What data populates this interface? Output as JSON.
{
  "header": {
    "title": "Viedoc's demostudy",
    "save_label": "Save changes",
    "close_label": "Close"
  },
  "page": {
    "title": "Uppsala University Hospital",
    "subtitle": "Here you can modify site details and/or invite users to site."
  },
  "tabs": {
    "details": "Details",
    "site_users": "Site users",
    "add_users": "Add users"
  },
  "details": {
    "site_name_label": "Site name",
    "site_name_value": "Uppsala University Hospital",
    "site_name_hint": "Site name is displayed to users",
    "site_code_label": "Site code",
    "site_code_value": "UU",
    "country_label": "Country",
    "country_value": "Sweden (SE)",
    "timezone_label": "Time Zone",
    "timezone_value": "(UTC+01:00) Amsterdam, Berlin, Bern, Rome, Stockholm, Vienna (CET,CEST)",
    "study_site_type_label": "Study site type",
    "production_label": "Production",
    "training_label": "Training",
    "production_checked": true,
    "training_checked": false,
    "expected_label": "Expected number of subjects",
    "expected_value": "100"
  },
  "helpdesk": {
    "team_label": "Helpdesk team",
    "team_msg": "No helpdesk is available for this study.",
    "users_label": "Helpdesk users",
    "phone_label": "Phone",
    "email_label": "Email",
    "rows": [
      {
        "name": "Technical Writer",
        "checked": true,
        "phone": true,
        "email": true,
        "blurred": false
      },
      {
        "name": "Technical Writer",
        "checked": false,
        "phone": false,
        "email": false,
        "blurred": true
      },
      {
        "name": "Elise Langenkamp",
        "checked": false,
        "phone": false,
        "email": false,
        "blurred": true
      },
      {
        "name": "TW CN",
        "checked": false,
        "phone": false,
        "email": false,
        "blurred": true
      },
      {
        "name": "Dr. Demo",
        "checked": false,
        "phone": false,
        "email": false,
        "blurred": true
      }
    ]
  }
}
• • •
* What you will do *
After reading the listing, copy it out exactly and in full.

* Task result *
What data populates this interface? Output as JSON.
{
  "header": {
    "title": "Viedoc's demostudy",
    "save_label": "Save changes",
    "close_label": "Close"
  },
  "page": {
    "title": "Uppsala University Hospital",
    "subtitle": "Here you can modify site details and/or invite users to site."
  },
  "tabs": {
    "details": "Details",
    "site_users": "Site users",
    "add_users": "Add users"
  },
  "details": {
    "site_name_label": "Site name",
    "site_name_value": "Uppsala University Hospital",
    "site_name_hint": "Site name is displayed to users",
    "site_code_label": "Site code",
    "site_code_value": "UU",
    "country_label": "Country",
    "country_value": "Sweden (SE)",
    "timezone_label": "Time Zone",
    "timezone_value": "(UTC+01:00) Amsterdam, Berlin, Bern, Rome, Stockholm, Vienna (CET,CEST)",
    "study_site_type_label": "Study site type",
    "production_label": "Production",
    "training_label": "Training",
    "production_checked": true,
    "training_checked": false,
    "expected_label": "Expected number of subjects",
    "expected_value": "100"
  },
  "helpdesk": {
    "team_label": "Helpdesk team",
    "team_msg": "No helpdesk is available for this study.",
    "users_label": "Helpdesk users",
    "phone_label": "Phone",
    "email_label": "Email",
    "rows": [
      {
        "name": "Technical Writer",
        "checked": true,
        "phone": true,
        "email": true,
        "blurred": false
      },
      {
        "name": "Technical Writer",
        "checked": false,
        "phone": false,
        "email": false,
        "blurred": true
      },
      {
        "name": "Elise Langenkamp",
        "checked": false,
        "phone": false,
        "email": false,
        "blurred": true
      },
      {
        "name": "TW CN",
        "checked": false,
        "phone": false,
        "email": false,
        "blurred": true
      },
      {
        "name": "Dr. Demo",
        "checked": false,
        "phone": false,
        "email": false,
        "blurred": true
      }
    ]
  }
}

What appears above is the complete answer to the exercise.